== LISTED ENTRIES
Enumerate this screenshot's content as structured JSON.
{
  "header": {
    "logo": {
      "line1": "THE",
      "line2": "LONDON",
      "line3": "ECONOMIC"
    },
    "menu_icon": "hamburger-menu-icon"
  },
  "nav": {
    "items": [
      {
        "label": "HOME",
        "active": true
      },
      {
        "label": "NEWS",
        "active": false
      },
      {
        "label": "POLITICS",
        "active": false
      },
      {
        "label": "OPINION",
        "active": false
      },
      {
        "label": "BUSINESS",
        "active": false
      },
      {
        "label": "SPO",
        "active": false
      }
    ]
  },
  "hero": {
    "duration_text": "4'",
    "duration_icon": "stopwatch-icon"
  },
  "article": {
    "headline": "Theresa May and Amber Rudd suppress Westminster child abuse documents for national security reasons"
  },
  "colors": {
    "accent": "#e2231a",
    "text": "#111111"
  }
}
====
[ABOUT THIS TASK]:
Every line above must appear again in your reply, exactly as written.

[YOUR SOLUTION]:
Enumerate this screenshot's content as structured JSON.
{
  "header": {
    "logo": {
      "line1": "THE",
      "line2": "LONDON",
      "line3": "ECONOMIC"
    },
    "menu_icon": "hamburger-menu-icon"
  },
  "nav": {
    "items": [
      {
        "label": "HOME",
        "active": true
      },
      {
        "label": "NEWS",
        "active": false
      },
      {
        "label": "POLITICS",
        "active": false
      },
      {
        "label": "OPINION",
        "active": false
      },
      {
        "label": "BUSINESS",
        "active": false
      },
      {
        "label": "SPO",
        "active": false
      }
    ]
  },
  "hero": {
    "duration_text": "4'",
    "duration_icon": "stopwatch-icon"
  },
  "article": {
    "headline": "Theresa May and Amber Rudd suppress Westminster child abuse documents for national security reasons"
  },
  "colors": {
    "accent": "#e2231a",
    "text": "#111111"
  }
}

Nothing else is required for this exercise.